came out in the same vessel with him; consequently knows all about the cause of his coming to this country, and why all the land was taken in his sister's name, and not in his own. I suspect that Thursday will bring many things to light, which will not sound much to Sammy's advantage. One would have thought that his having had, twice in his life, to run away from his creditors, would have made him a little more cautious. I must own that I hope the affair will be brought into Court, that the owrld may know the truth of the whole transaction. The Kings' folly deserves to be exposed right and left. If the world could only know all the in's and out's of their conduct, I am sure they would be hooted out of Society. I don't know how I came to allow myself to be humbugged so long by them, as I was. When I look back upon it, I can hardly believe it possible that I was such a fool. It is true my eyes began to open a little during our Wanganui troubles, but was in hopes Mr. Wilson did not see it; and I would not allow myself to see it. In their way, they certainly fleeced me in all ways; and so they did Miss Wickstead. Their present conduct is all we get by it. But enough of such rebels! I have wasted too much paper on them already.
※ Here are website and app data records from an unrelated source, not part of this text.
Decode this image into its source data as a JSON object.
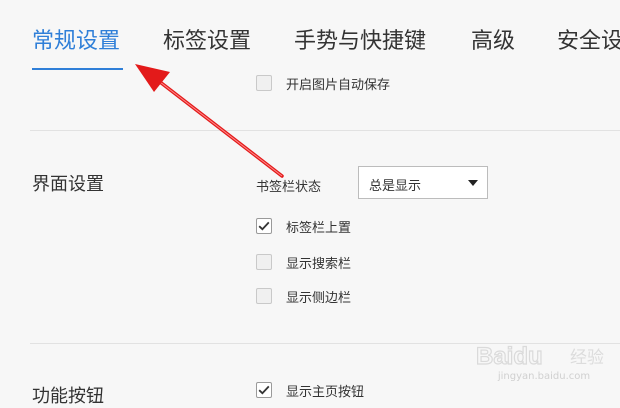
{
  "tabs": [
    {
      "label": "常规设置",
      "active": true
    },
    {
      "label": "标签设置"
    },
    {
      "label": "手势与快捷键"
    },
    {
      "label": "高级"
    },
    {
      "label": "安全设"
    }
  ],
  "top_option": {
    "label": "开启图片自动保存",
    "checked": false
  },
  "interface": {
    "title": "界面设置",
    "bookmark_bar_label": "书签栏状态",
    "bookmark_bar_value": "总是显示",
    "options": [
      {
        "label": "标签栏上置",
        "checked": true
      },
      {
        "label": "显示搜索栏",
        "checked": false
      },
      {
        "label": "显示侧边栏",
        "checked": false
      }
    ]
  },
  "function_buttons": {
    "title": "功能按钮",
    "options": [
      {
        "label": "显示主页按钮",
        "checked": true
      }
    ]
  },
  "watermark": {
    "brand": "Baidu",
    "suffix": "经验",
    "url": "jingyan.baidu.com"
  },
  "colors": {
    "accent": "#2f7fd8",
    "annotation_arrow": "#e31a1a"
  }
}
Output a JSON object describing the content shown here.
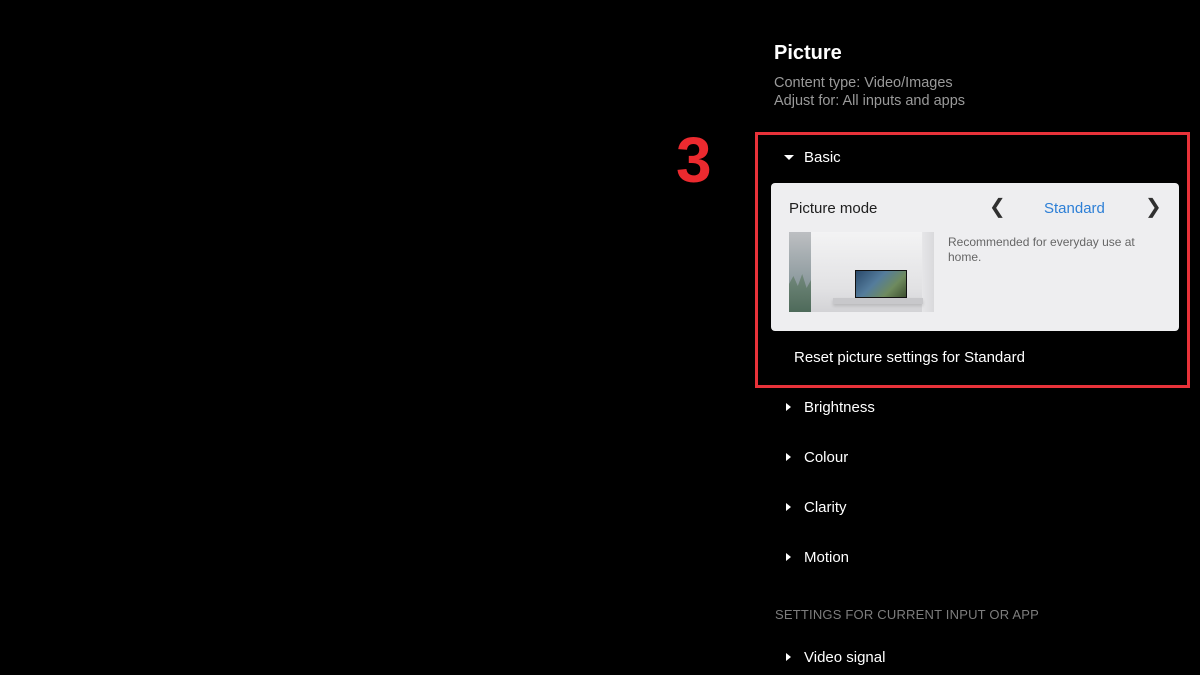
{
  "panel": {
    "title": "Picture",
    "content_type": "Content type: Video/Images",
    "adjust_for": "Adjust for: All inputs and apps"
  },
  "annotation": {
    "number": "3",
    "color": "#e8323a"
  },
  "basic": {
    "label": "Basic",
    "expanded": true,
    "picture_mode": {
      "label": "Picture mode",
      "value": "Standard",
      "description": "Recommended for everyday use at home."
    },
    "reset_label": "Reset picture settings for Standard"
  },
  "menu_items": [
    {
      "label": "Brightness"
    },
    {
      "label": "Colour"
    },
    {
      "label": "Clarity"
    },
    {
      "label": "Motion"
    }
  ],
  "section": {
    "header": "SETTINGS FOR CURRENT INPUT OR APP",
    "items": [
      {
        "label": "Video signal"
      }
    ]
  },
  "colors": {
    "background": "#000000",
    "accent_blue": "#2d7fd6",
    "card_bg": "#eeeef0",
    "secondary_text": "#9a9a9a"
  }
}
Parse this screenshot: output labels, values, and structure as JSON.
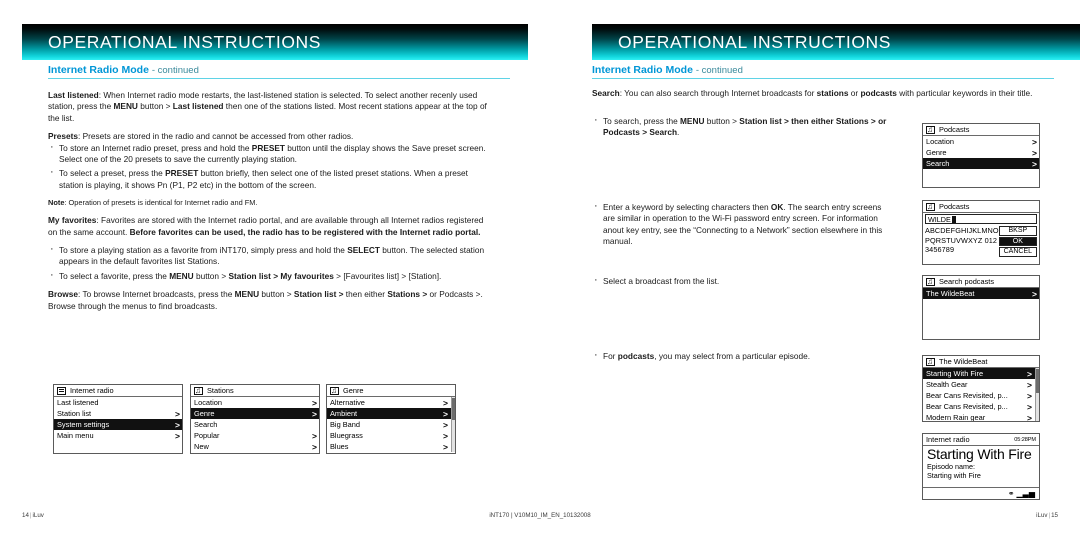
{
  "banner": {
    "title": "OPERATIONAL INSTRUCTIONS"
  },
  "subhead": {
    "title": "Internet Radio Mode",
    "continued": "- continued"
  },
  "left_page": {
    "paragraphs": {
      "last_listened": "Last listened: When Internet radio mode restarts, the last-listened station is selected. To select another recenly used station, press the MENU button > Last listened then one of the stations listed. Most recent stations appear at the top of the list.",
      "presets": "Presets: Presets are stored in the radio and cannot be accessed from other radios.",
      "preset_b1": "To store an Internet radio preset, press and hold the PRESET button until the display shows the Save preset screen. Select one of the 20 presets to save the currently playing station.",
      "preset_b2": "To select a preset, press the PRESET button briefly, then select one of the listed preset stations. When a preset station is playing, it shows Pn (P1, P2 etc) in the bottom of the screen.",
      "note": "Note: Operation of presets is identical for Internet radio and FM.",
      "favorites": "My favorites: Favorites are stored with the Internet radio portal, and are available through all Internet radios registered on the same account. Before favorites can be used, the radio has to be registered with the Internet radio portal.",
      "fav_b1": "To store a playing station as a favorite from iNT170, simply press and hold the SELECT button. The selected station appears in the default favorites list Stations.",
      "fav_b2": "To select a favorite, press the MENU button > Station list > My favourites > [Favourites list] > [Station].",
      "browse": "Browse: To browse Internet broadcasts, press the MENU button > Station list > then either Stations > or Podcasts >.",
      "browse2": "Browse through the menus to find broadcasts."
    },
    "screens": [
      {
        "name": "internet-radio-menu",
        "title": "Internet radio",
        "icon": "radio-icon",
        "rows": [
          {
            "label": "Last listened",
            "arrow": false,
            "selected": false
          },
          {
            "label": "Station list",
            "arrow": true,
            "selected": false
          },
          {
            "label": "System settings",
            "arrow": true,
            "selected": true
          },
          {
            "label": "Main menu",
            "arrow": true,
            "selected": false
          }
        ]
      },
      {
        "name": "stations-menu",
        "title": "Stations",
        "icon": "music-note-icon",
        "rows": [
          {
            "label": "Location",
            "arrow": true,
            "selected": false
          },
          {
            "label": "Genre",
            "arrow": true,
            "selected": true
          },
          {
            "label": "Search",
            "arrow": false,
            "selected": false
          },
          {
            "label": "Popular",
            "arrow": true,
            "selected": false
          },
          {
            "label": "New",
            "arrow": true,
            "selected": false
          }
        ]
      },
      {
        "name": "genre-menu",
        "title": "Genre",
        "icon": "music-note-icon",
        "scrollbar": true,
        "rows": [
          {
            "label": "Alternative",
            "arrow": true,
            "selected": false
          },
          {
            "label": "Ambient",
            "arrow": true,
            "selected": true
          },
          {
            "label": "Big Band",
            "arrow": true,
            "selected": false
          },
          {
            "label": "Bluegrass",
            "arrow": true,
            "selected": false
          },
          {
            "label": "Blues",
            "arrow": true,
            "selected": false
          }
        ]
      }
    ]
  },
  "right_page": {
    "paragraphs": {
      "search": "Search: You can also search through Internet broadcasts for stations or podcasts with particular keywords in their title.",
      "search_b1": "To search, press the MENU button > Station list > then either Stations > or Podcasts > Search.",
      "search_b2": "Enter a keyword by selecting characters then OK. The search entry screens are similar in operation to the Wi-Fi password entry screen. For information anout key entry, see the “Connecting to a Network” section elsewhere in this manual.",
      "search_b3": "Select a broadcast from the list.",
      "search_b4": "For podcasts, you may select from a particular episode."
    },
    "screens": [
      {
        "name": "podcasts-menu",
        "title": "Podcasts",
        "icon": "music-note-icon",
        "rows": [
          {
            "label": "Location",
            "arrow": true,
            "selected": false
          },
          {
            "label": "Genre",
            "arrow": true,
            "selected": false
          },
          {
            "label": "Search",
            "arrow": true,
            "selected": true
          }
        ]
      },
      {
        "name": "keyword-entry",
        "title": "Podcasts",
        "icon": "music-note-icon",
        "field_value": "WILDE",
        "char_rows": [
          "ABCDEFGHIJKLMNO",
          "PQRSTUVWXYZ 012",
          "3456789"
        ],
        "buttons": [
          {
            "label": "BKSP",
            "inverted": false
          },
          {
            "label": "OK",
            "inverted": true
          },
          {
            "label": "CANCEL",
            "inverted": false
          }
        ]
      },
      {
        "name": "search-podcasts-results",
        "title": "Search podcasts",
        "icon": "music-note-icon",
        "rows": [
          {
            "label": "The WildeBeat",
            "arrow": true,
            "selected": true
          }
        ]
      },
      {
        "name": "wildebeat-episodes",
        "title": "The WildeBeat",
        "icon": "music-note-icon",
        "scrollbar": true,
        "rows": [
          {
            "label": "Starting With Fire",
            "arrow": true,
            "selected": true
          },
          {
            "label": "Stealth Gear",
            "arrow": true,
            "selected": false
          },
          {
            "label": "Bear Cans Revisited, p...",
            "arrow": true,
            "selected": false
          },
          {
            "label": "Bear Cans Revisited, p...",
            "arrow": true,
            "selected": false
          },
          {
            "label": "Modern Rain gear",
            "arrow": true,
            "selected": false
          }
        ]
      },
      {
        "name": "now-playing",
        "title": "Internet radio",
        "time": "05:28PM",
        "track_title": "Starting With Fire",
        "meta_label": "Episodo name:",
        "meta_value": "Starting with Fire",
        "status_icons": [
          "plug-icon",
          "wifi-signal-icon"
        ]
      }
    ]
  },
  "footer": {
    "left_page_number": "14",
    "left_brand": "iLuv",
    "center": "iNT170 | V10M10_IM_EN_10132008",
    "right_brand": "iLuv",
    "right_page_number": "15"
  },
  "colors": {
    "banner_start": "#000000",
    "banner_end": "#2ff0f4",
    "subhead": "#0096d6",
    "rule": "#5fd3e6"
  }
}
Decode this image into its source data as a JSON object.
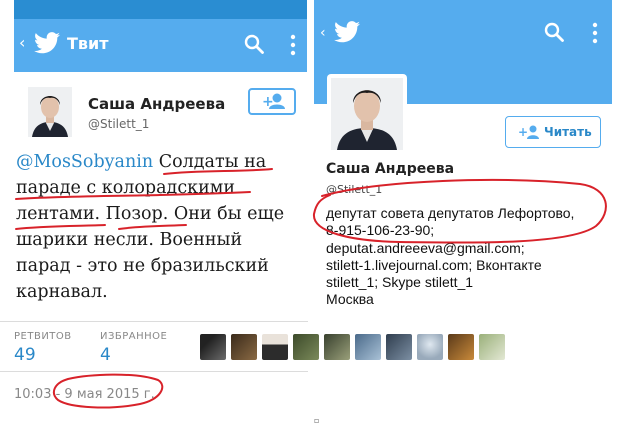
{
  "left_panel": {
    "title": "Твит",
    "back_glyph": "‹",
    "author": {
      "name": "Саша Андреева",
      "handle": "@Stilett_1"
    },
    "tweet": {
      "mention": "@MosSobyanin",
      "lines_rest": [
        " Солдаты на",
        "параде с колорадскими",
        "лентами. Позор. Они бы еще",
        "шарики несли. Военный",
        "парад - это не бразильский",
        "карнавал."
      ]
    },
    "stats": {
      "retweets_label": "РЕТВИТОВ",
      "retweets_value": "49",
      "favorites_label": "ИЗБРАННОЕ",
      "favorites_value": "4"
    },
    "timestamp": "10:03 - 9 мая 2015 г.",
    "favoriter_icons": [
      "wolf-avatar",
      "bear-avatar",
      "man-in-suit-avatar",
      "helicopter-avatar",
      "soldiers-avatar",
      "landscape-avatar",
      "dark-avatar",
      "cartoon-avatar",
      "tank-avatar",
      "seal-avatar"
    ]
  },
  "right_panel": {
    "back_glyph": "‹",
    "follow_label": "Читать",
    "author": {
      "name": "Саша Андреева",
      "handle": "@Stilett_1"
    },
    "bio_lines": [
      "депутат совета депутатов Лефортово,",
      "8-915-106-23-90;",
      "deputat.andreeeva@gmail.com;",
      "stilett-1.livejournal.com; Вконтакте",
      "stilett_1; Skype stilett_1",
      "Москва"
    ]
  },
  "colors": {
    "twitter_blue": "#55acee",
    "link_blue": "#2a88c8",
    "annotation_red": "#d8222a"
  }
}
I believe I have said my say, and shall merely add that every time Don Pedro puts on his old hat, he says, - "What can McLean be about with my two hats?" "May be," say I, "he has taken them to the Exhibition!" What lots you will have to tell me, when you come back! Till then, believe me, as ever,
Your loving old Mother
P.S. I find I cannot write to the Campbells this post, so shall send this through the Major. Don Pedro is writing to Mr. Cooper, all the local news about roads, Reform Clubs, etc. etc., so you had better get the cream of such matters from him, as I am but a poor hand at such skimmings.
It is allowed by all that the best part of a woman's letter is always found in the Post Script. The truth is found in this one; for although I do not give the important news myself, I point out to you where you can obtain it. I must positively say "Good-bye, and God bless you." It is getting late, and I must rest my old bones against my work for to-morrow. I have not had a servant for months. I find this hard work wearing me very fast. "Grin and bear it," must be, not only my motto, but that of all the New Plymouth ladies.